Retyping each entry exactly is the whole task.

━━ THE DATA ━━

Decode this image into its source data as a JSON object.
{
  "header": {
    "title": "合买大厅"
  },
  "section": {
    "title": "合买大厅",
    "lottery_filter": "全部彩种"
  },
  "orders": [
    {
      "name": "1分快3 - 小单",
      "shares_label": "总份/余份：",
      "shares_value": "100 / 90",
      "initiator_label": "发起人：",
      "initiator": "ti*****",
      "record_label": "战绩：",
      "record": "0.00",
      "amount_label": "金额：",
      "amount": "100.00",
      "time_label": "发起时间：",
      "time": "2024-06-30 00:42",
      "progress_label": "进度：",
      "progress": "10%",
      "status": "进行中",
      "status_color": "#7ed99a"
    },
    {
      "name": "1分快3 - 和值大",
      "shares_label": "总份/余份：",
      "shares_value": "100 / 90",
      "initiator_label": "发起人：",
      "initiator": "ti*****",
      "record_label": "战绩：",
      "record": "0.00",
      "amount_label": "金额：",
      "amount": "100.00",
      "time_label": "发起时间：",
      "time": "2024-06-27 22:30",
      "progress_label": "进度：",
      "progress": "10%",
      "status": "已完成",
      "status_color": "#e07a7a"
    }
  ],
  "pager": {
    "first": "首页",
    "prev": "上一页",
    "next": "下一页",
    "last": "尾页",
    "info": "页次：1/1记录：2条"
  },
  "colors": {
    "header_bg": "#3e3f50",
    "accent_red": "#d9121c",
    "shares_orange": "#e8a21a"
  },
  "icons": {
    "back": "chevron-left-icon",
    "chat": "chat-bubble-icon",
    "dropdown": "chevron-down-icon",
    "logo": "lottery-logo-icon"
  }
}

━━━

**RESPONSE AREA**
Decode this image into its source data as a JSON object.
{
  "header": {
    "title": "合买大厅"
  },
  "section": {
    "title": "合买大厅",
    "lottery_filter": "全部彩种"
  },
  "orders": [
    {
      "name": "1分快3 - 小单",
      "shares_label": "总份/余份：",
      "shares_value": "100 / 90",
      "initiator_label": "发起人：",
      "initiator": "ti*****",
      "record_label": "战绩：",
      "record": "0.00",
      "amount_label": "金额：",
      "amount": "100.00",
      "time_label": "发起时间：",
      "time": "2024-06-30 00:42",
      "progress_label": "进度：",
      "progress": "10%",
      "status": "进行中",
      "status_color": "#7ed99a"
    },
    {
      "name": "1分快3 - 和值大",
      "shares_label": "总份/余份：",
      "shares_value": "100 / 90",
      "initiator_label": "发起人：",
      "initiator": "ti*****",
      "record_label": "战绩：",
      "record": "0.00",
      "amount_label": "金额：",
      "amount": "100.00",
      "time_label": "发起时间：",
      "time": "2024-06-27 22:30",
      "progress_label": "进度：",
      "progress": "10%",
      "status": "已完成",
      "status_color": "#e07a7a"
    }
  ],
  "pager": {
    "first": "首页",
    "prev": "上一页",
    "next": "下一页",
    "last": "尾页",
    "info": "页次：1/1记录：2条"
  },
  "colors": {
    "header_bg": "#3e3f50",
    "accent_red": "#d9121c",
    "shares_orange": "#e8a21a"
  },
  "icons": {
    "back": "chevron-left-icon",
    "chat": "chat-bubble-icon",
    "dropdown": "chevron-down-icon",
    "logo": "lottery-logo-icon"
  }
}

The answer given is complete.